A RETRO non-stop solo around the world yacht race that takes skippers back to the Golden Age where sailor skill and traditional seamanship gets them to the finish line.
The Organisers have set stringent requirements for both boats and participants. Each entry must comply with the Global Solo Challenge Regulations and pass medical and survival at sea assessments.
While pure competition is not the driving force behind entries in this Event, the fact is that most skippers take part to accomplish a dream that many share. To do a solo circumnavigation of the globe. The race format bridges the gap between high-budget, professional events and the very human, yet common dream of a single-handed global adventure.

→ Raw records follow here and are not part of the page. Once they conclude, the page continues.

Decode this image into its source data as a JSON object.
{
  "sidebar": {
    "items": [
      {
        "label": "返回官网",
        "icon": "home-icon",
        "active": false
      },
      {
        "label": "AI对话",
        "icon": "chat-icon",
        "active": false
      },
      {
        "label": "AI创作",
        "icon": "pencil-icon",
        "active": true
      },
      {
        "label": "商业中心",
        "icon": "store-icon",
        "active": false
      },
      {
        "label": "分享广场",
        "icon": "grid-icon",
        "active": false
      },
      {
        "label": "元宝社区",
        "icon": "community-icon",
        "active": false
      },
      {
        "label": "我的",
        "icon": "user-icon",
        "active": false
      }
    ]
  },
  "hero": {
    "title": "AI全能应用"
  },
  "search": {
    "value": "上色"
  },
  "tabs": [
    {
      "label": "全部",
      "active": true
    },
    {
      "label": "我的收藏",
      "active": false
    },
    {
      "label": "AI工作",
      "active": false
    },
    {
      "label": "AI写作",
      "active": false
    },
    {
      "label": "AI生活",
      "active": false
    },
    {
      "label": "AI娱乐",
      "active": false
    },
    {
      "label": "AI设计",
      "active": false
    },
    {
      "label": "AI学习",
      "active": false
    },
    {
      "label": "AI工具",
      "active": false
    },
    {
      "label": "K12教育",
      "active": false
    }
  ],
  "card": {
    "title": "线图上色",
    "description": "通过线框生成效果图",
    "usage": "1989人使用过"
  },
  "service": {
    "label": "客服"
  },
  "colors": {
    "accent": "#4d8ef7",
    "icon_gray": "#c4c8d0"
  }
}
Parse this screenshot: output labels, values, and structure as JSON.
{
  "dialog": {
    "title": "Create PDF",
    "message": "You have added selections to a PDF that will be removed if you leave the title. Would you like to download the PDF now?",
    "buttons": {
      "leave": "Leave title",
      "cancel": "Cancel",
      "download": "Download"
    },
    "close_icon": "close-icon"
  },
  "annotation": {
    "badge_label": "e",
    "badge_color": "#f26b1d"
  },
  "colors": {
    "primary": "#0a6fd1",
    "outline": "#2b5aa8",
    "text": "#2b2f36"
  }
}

The race fleet of identical Challenge 67 yachts are specifically designed to be strong, seaworthy and safe in even the harshest conditions while remaining easy for non-professional crew to sail. They are also self-sufficient for extended periods at sea and able to reach distant ports with enough fuel, food and water for the duration of the event.
The fleet of boats are grouped into 6 groups. Each group will set off one week apart from slowest to fastest with the last, aptly named Super-Zero, having some substantial catching up to do. This staggered start ensures that safety is maintained, as the first possible rescue vehicle will be a fellow competitor. It also creates a thrilling spectacle for spectators watching the satellite trackers as the slower, steady cruisers are chased by performance thirsty skippers on faster boats.
The boats that the entrants sail are specifically designed for this Event and have been proven in two previous Global Challenge races (the British Steel race of 1992/93 and the BT Global Challenge 2000/01). They are safe, seaworthy, have great performance under a variety of conditions and allow for a relatively quick circumnavigation.
The entrants will set off between August 26 and January 6 from the port of A Coruna, Spain and will then travel clockwise around the world against the spin of the earth. They must leave “The Antarctic Region” and all known ice to starboard and the three Great Capes to port.
They will be self-sufficient for long periods, navigating with a sextant and paper charts, writing logbooks and talking to loved ones only when they can receive a satellite phone signal. Each entrant will also complete a World Sailing/ISAF Approved Offshore Personal Survival Training course to ensure that they can be prepared for and cope with serious emergencies without the need for outside assistance.
Sailors in this event must pass through some of the most hostile environments on Earth. They face sleep deprivation, cold temperatures and extreme weather conditions. During the race, sailors are completely self-sufficient and must rely on their own skills and knowledge to survive. They also have to write daily logs, and only talk to loved ones when long-range radio communication allows them to do so.
Unlike other single-handed sailing races, this one does not place winning as the primary goal. Instead, it is for those who are willing to risk everything in order to achieve their dreams of a world circumnavigation.
The organizers of this race have put in place stringent rules for the boats and participants to ensure that everyone’s safety is paramount. These include medical and survival training. They have also hired Josh Hall, an experienced round-the-world sailor who has extensive experience in crisis at sea management. He oversees the event’s safety requirements and ensures that all boats comply with Global Challenge regulations.
As the competitors race 36,000 miles around the world on sailboats, they are also part-time citizen scientists. Their boats are outfitted with tools that gather data on how climate change is impacting the oceans.
Unlike the high-budget, professional events that are dominated by professional sailors, this event is open to anyone with the determination and skill to make a single-handed circumnavigation of the globe. It is designed to bridge the gap between the world of professional sailing and the very human ambition that many of us have for a one-man round the world race.
This year the competitors will drop surface drifter buoys that collect weather and ocean data to improve weather forecasting, including tracking extreme events like hurricanes. They will also take water samples to assess the health of the oceans, which absorb 90% of excess heat from human activities and provide half of the oxygen we breathe. Their analysis will help inform policies to protect these life-sustaining waters.